EXERCISE DESCRIPTION
All of the data that follows is to be printed exactly, without pictures.

══ MATERIAL TO PROCESS

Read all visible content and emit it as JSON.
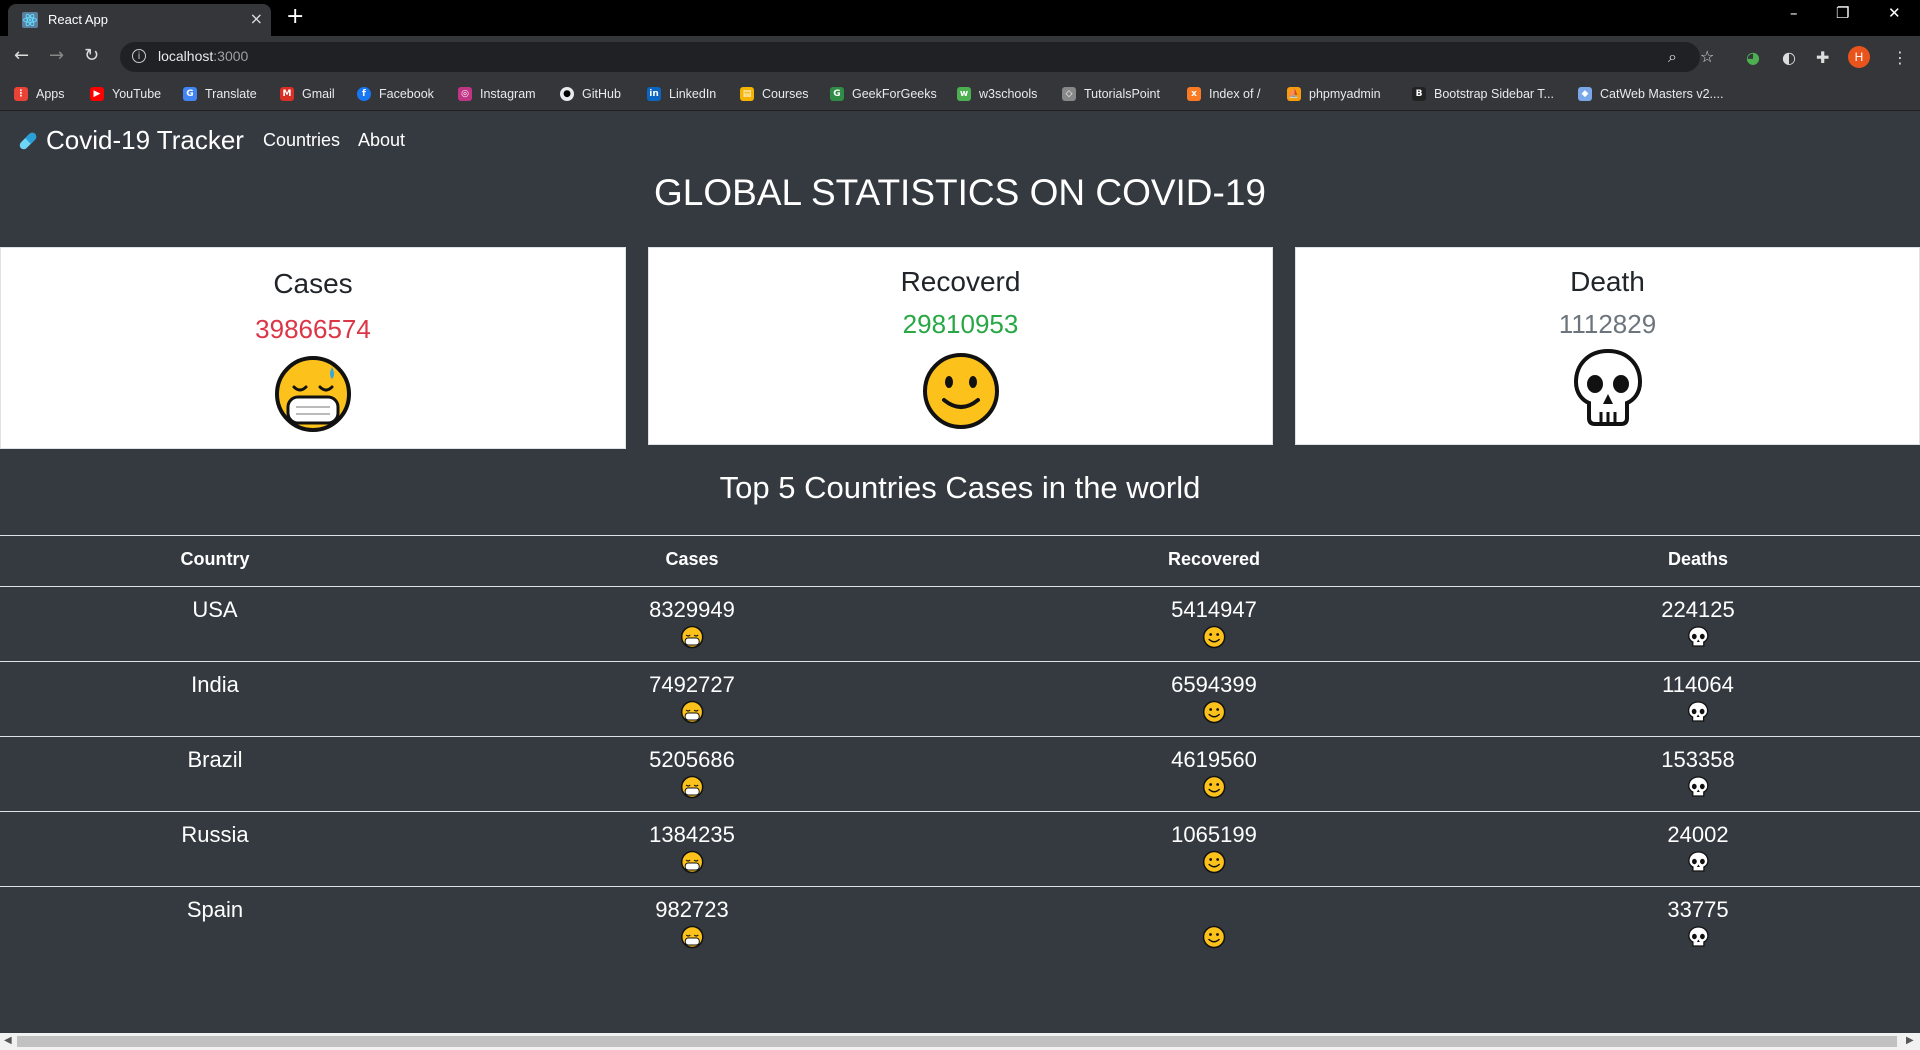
{
  "browser": {
    "tab_title": "React App",
    "tab_close": "×",
    "new_tab": "+",
    "url_host": "localhost",
    "url_port": ":3000",
    "window_controls": [
      "–",
      "❐",
      "✕"
    ],
    "profile_initial": "H",
    "bookmarks": [
      {
        "label": "Apps",
        "icon": "apps-grid-icon",
        "color": "#ea4335"
      },
      {
        "label": "YouTube",
        "icon": "youtube-icon",
        "color": "#ff0000"
      },
      {
        "label": "Translate",
        "icon": "translate-icon",
        "color": "#4285f4"
      },
      {
        "label": "Gmail",
        "icon": "gmail-icon",
        "color": "#d93025"
      },
      {
        "label": "Facebook",
        "icon": "facebook-icon",
        "color": "#1877f2"
      },
      {
        "label": "Instagram",
        "icon": "instagram-icon",
        "color": "#c13584"
      },
      {
        "label": "GitHub",
        "icon": "github-icon",
        "color": "#e8eaed"
      },
      {
        "label": "LinkedIn",
        "icon": "linkedin-icon",
        "color": "#0a66c2"
      },
      {
        "label": "Courses",
        "icon": "google-classroom-icon",
        "color": "#f4b400"
      },
      {
        "label": "GeekForGeeks",
        "icon": "geeksforgeeks-icon",
        "color": "#2f8d46"
      },
      {
        "label": "w3schools",
        "icon": "w3schools-icon",
        "color": "#4caf50"
      },
      {
        "label": "TutorialsPoint",
        "icon": "tutorialspoint-icon",
        "color": "#888888"
      },
      {
        "label": "Index of /",
        "icon": "xampp-icon",
        "color": "#fb7a24"
      },
      {
        "label": "phpmyadmin",
        "icon": "phpmyadmin-icon",
        "color": "#f89c0e"
      },
      {
        "label": "Bootstrap Sidebar T...",
        "icon": "bootstrap-icon",
        "color": "#222222"
      },
      {
        "label": "CatWeb Masters v2....",
        "icon": "catweb-icon",
        "color": "#7aa7e8"
      }
    ]
  },
  "app": {
    "brand": "Covid-19 Tracker",
    "nav": [
      "Countries",
      "About"
    ],
    "page_title": "GLOBAL STATISTICS ON COVID-19",
    "cards": [
      {
        "title": "Cases",
        "value": "39866574",
        "color": "#dc3545",
        "emoji": "mask-face-emoji"
      },
      {
        "title": "Recoverd",
        "value": "29810953",
        "color": "#28a745",
        "emoji": "smile-face-emoji"
      },
      {
        "title": "Death",
        "value": "1112829",
        "color": "#6c757d",
        "emoji": "skull-emoji"
      }
    ],
    "section_title": "Top 5 Countries Cases in the world",
    "table": {
      "headers": [
        "Country",
        "Cases",
        "Recovered",
        "Deaths"
      ],
      "rows": [
        {
          "country": "USA",
          "cases": "8329949",
          "recovered": "5414947",
          "deaths": "224125"
        },
        {
          "country": "India",
          "cases": "7492727",
          "recovered": "6594399",
          "deaths": "114064"
        },
        {
          "country": "Brazil",
          "cases": "5205686",
          "recovered": "4619560",
          "deaths": "153358"
        },
        {
          "country": "Russia",
          "cases": "1384235",
          "recovered": "1065199",
          "deaths": "24002"
        },
        {
          "country": "Spain",
          "cases": "982723",
          "recovered": "",
          "deaths": "33775"
        }
      ]
    }
  }
}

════

SOLUTION TO THE PROBLEM
Read all visible content and emit it as JSON.
{
  "browser": {
    "tab_title": "React App",
    "tab_close": "×",
    "new_tab": "+",
    "url_host": "localhost",
    "url_port": ":3000",
    "window_controls": [
      "–",
      "❐",
      "✕"
    ],
    "profile_initial": "H",
    "bookmarks": [
      {
        "label": "Apps",
        "icon": "apps-grid-icon",
        "color": "#ea4335"
      },
      {
        "label": "YouTube",
        "icon": "youtube-icon",
        "color": "#ff0000"
      },
      {
        "label": "Translate",
        "icon": "translate-icon",
        "color": "#4285f4"
      },
      {
        "label": "Gmail",
        "icon": "gmail-icon",
        "color": "#d93025"
      },
      {
        "label": "Facebook",
        "icon": "facebook-icon",
        "color": "#1877f2"
      },
      {
        "label": "Instagram",
        "icon": "instagram-icon",
        "color": "#c13584"
      },
      {
        "label": "GitHub",
        "icon": "github-icon",
        "color": "#e8eaed"
      },
      {
        "label": "LinkedIn",
        "icon": "linkedin-icon",
        "color": "#0a66c2"
      },
      {
        "label": "Courses",
        "icon": "google-classroom-icon",
        "color": "#f4b400"
      },
      {
        "label": "GeekForGeeks",
        "icon": "geeksforgeeks-icon",
        "color": "#2f8d46"
      },
      {
        "label": "w3schools",
        "icon": "w3schools-icon",
        "color": "#4caf50"
      },
      {
        "label": "TutorialsPoint",
        "icon": "tutorialspoint-icon",
        "color": "#888888"
      },
      {
        "label": "Index of /",
        "icon": "xampp-icon",
        "color": "#fb7a24"
      },
      {
        "label": "phpmyadmin",
        "icon": "phpmyadmin-icon",
        "color": "#f89c0e"
      },
      {
        "label": "Bootstrap Sidebar T...",
        "icon": "bootstrap-icon",
        "color": "#222222"
      },
      {
        "label": "CatWeb Masters v2....",
        "icon": "catweb-icon",
        "color": "#7aa7e8"
      }
    ]
  },
  "app": {
    "brand": "Covid-19 Tracker",
    "nav": [
      "Countries",
      "About"
    ],
    "page_title": "GLOBAL STATISTICS ON COVID-19",
    "cards": [
      {
        "title": "Cases",
        "value": "39866574",
        "color": "#dc3545",
        "emoji": "mask-face-emoji"
      },
      {
        "title": "Recoverd",
        "value": "29810953",
        "color": "#28a745",
        "emoji": "smile-face-emoji"
      },
      {
        "title": "Death",
        "value": "1112829",
        "color": "#6c757d",
        "emoji": "skull-emoji"
      }
    ],
    "section_title": "Top 5 Countries Cases in the world",
    "table": {
      "headers": [
        "Country",
        "Cases",
        "Recovered",
        "Deaths"
      ],
      "rows": [
        {
          "country": "USA",
          "cases": "8329949",
          "recovered": "5414947",
          "deaths": "224125"
        },
        {
          "country": "India",
          "cases": "7492727",
          "recovered": "6594399",
          "deaths": "114064"
        },
        {
          "country": "Brazil",
          "cases": "5205686",
          "recovered": "4619560",
          "deaths": "153358"
        },
        {
          "country": "Russia",
          "cases": "1384235",
          "recovered": "1065199",
          "deaths": "24002"
        },
        {
          "country": "Spain",
          "cases": "982723",
          "recovered": "",
          "deaths": "33775"
        }
      ]
    }
  }
}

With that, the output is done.